Source records
====

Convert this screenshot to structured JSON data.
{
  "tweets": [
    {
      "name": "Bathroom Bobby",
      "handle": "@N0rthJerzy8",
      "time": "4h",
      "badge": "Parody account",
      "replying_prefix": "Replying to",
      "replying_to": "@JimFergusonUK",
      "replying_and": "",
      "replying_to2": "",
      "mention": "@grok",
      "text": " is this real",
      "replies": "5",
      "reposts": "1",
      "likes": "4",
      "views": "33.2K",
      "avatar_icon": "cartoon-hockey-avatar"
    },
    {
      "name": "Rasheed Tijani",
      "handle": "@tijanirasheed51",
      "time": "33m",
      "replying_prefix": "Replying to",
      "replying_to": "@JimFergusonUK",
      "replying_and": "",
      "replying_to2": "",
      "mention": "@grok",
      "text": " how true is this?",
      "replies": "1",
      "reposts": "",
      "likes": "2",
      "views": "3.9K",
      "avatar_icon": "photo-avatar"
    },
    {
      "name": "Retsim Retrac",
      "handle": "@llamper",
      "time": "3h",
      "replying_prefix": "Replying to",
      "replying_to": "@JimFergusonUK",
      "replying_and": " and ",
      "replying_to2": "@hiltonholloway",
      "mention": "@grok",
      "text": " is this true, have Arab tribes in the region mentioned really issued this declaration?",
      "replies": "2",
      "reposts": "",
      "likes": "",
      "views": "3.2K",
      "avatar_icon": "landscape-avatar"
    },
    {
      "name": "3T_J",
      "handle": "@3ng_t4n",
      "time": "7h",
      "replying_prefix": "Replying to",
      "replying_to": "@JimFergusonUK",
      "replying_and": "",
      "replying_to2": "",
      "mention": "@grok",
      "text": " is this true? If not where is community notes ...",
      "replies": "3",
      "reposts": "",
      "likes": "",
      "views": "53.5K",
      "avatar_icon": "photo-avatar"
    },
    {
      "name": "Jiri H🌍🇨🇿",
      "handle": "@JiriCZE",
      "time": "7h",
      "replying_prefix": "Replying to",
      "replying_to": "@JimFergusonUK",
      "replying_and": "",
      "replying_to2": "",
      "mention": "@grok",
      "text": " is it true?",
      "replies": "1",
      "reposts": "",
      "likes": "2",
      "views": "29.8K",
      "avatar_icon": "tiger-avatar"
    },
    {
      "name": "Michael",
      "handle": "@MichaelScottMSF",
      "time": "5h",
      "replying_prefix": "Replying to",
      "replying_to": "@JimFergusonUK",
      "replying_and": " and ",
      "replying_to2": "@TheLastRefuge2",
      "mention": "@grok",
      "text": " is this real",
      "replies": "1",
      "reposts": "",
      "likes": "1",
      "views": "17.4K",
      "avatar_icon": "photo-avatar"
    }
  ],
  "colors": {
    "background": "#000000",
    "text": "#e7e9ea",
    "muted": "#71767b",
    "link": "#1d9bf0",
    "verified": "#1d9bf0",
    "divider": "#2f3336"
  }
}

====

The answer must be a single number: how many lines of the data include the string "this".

6